Residency Period:Sep 2015–Dec 2015
Scope of the project: I propose the creation of a series of silk screened, text based posters on paper exploring historical and contemporary labor issues and labor struggles. The posters will use typography, font styles, and layouts reminiscent of historical print posters and calls to action produced by American labor unions during the first part of the 20th century, a time when American workers fought for and won historical rights including the right to a regulated, eight-‐hour work day and the 40-‐hour work week; vacation and overtime pay; collective bargaining rights and the right to freedom of association; pension and health care benefits; and safer, regulated working conditions. Since the 1980s these hard won rights have been curtailed and even eliminated, owing to domestic and international factors, including economic deregulation and globalization; the rise of post-‐Fordist economic models and an emphasis on "free market" labor systems; corporate restructuring and a shift to more precarious, part-‐time and contract labor; and the emergence of the so-‐called "sharing economy". Hundreds of thousands of full-‐time, well-‐paid, unionized positions in the transportation, steel, manufacturing, garment and textile, meat packing, food, and other industries have been lost here in the USA, with part-‐time and migrant laborers forced into low paying, often dangerous jobs. The past ten years in particular have witnessed substantial (largely Republican-‐driven) attacks on public and private sector unions, collective bargaining rights, and pension and other benefits, as wages remain largely stagnant. Today, fewer Americans than ever belong to unions than at any time in the nation's history. Yet at the same time, workers are organizing in new and innovative ways — both through traditional unions and more alternative worker associations and cooperatives — to raise awareness about the need for better pay and working conditions. Workers across the country are fighting for living wages and higher minimum wages, workplace protections, immigration reform and protections for migrant and undocumented workers, health care benefits, and collective bargaining and organizing rights, for example.
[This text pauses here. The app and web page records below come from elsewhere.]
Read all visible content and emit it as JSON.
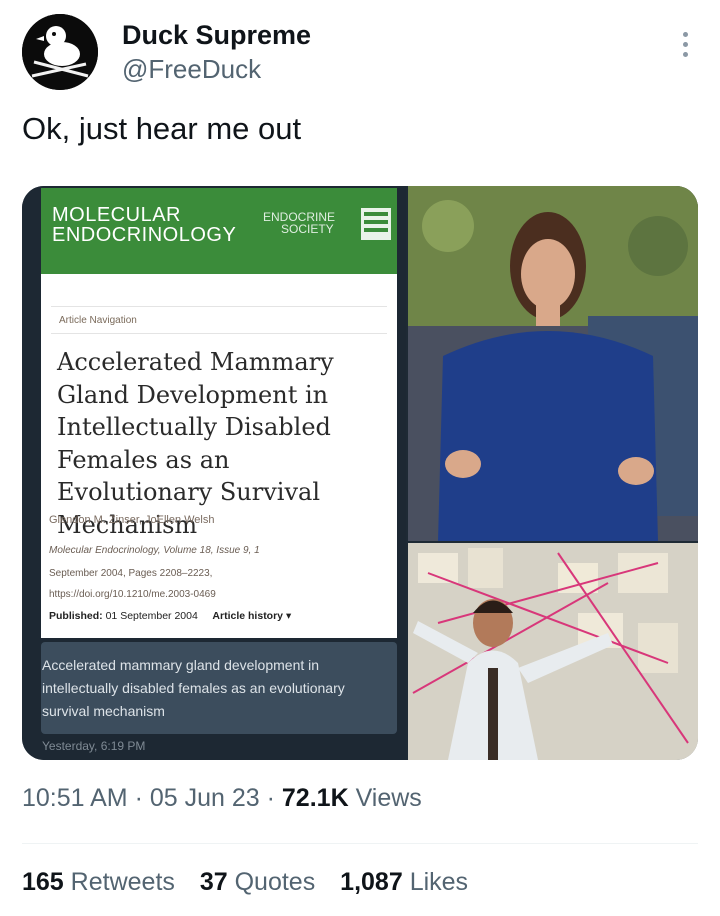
{
  "author": {
    "display_name": "Duck Supreme",
    "handle": "@FreeDuck",
    "avatar_icon": "duck-skull-crossbones-icon"
  },
  "more_icon": "more-vertical-icon",
  "tweet": {
    "text": "Ok, just hear me out"
  },
  "media": {
    "journal": {
      "name_line1": "MOLECULAR",
      "name_line2": "ENDOCRINOLOGY",
      "society_line1": "ENDOCRINE",
      "society_line2": "SOCIETY",
      "brand_color": "#3b8c3a"
    },
    "article": {
      "nav_label": "Article Navigation",
      "title": "Accelerated Mammary Gland Development in Intellectually Disabled Females as an Evolutionary Survival Mechanism",
      "authors": "Glendon M. Zinser, JoEllen Welsh",
      "citation_journal": "Molecular Endocrinology, Volume 18, Issue 9, 1",
      "citation_date": "September 2004, Pages 2208–2223,",
      "doi": "https://doi.org/10.1210/me.2003-0469",
      "published_label": "Published:",
      "published_date": "01 September 2004",
      "history_label": "Article history ▾"
    },
    "caption": "Accelerated mammary gland development in intellectually disabled females as an evolutionary survival mechanism",
    "caption_time": "Yesterday, 6:19 PM"
  },
  "meta": {
    "time": "10:51 AM",
    "sep1": " · ",
    "date": "05 Jun 23",
    "sep2": " · ",
    "views_count": "72.1K",
    "views_label": " Views"
  },
  "stats": {
    "retweets_count": "165",
    "retweets_label": "Retweets",
    "quotes_count": "37",
    "quotes_label": "Quotes",
    "likes_count": "1,087",
    "likes_label": "Likes"
  }
}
This proposed residency project is part of a larger, ongoing series of work under the title New Demands? Initiated in 2011, New Demands? incorporates public performances, placard installations, neon, and participatory workshops, in an effort to connect the current crisis in times labor to historical struggles for worker's rights. By commemorating specific events in labor history and adapting slogans from past labor struggles, the project highlights the fact that past demands for better working conditions remain incredibly relevant and necessary today. New Demands? draws on archival research into the visual iconography, slogans, and demands of the American labor movement. Source material for this proposed residency project has been gathered from online historical archives, as well as an in person visit to the archives of the International Ladies Garment Workers' Union (ILGWU) at Cornell University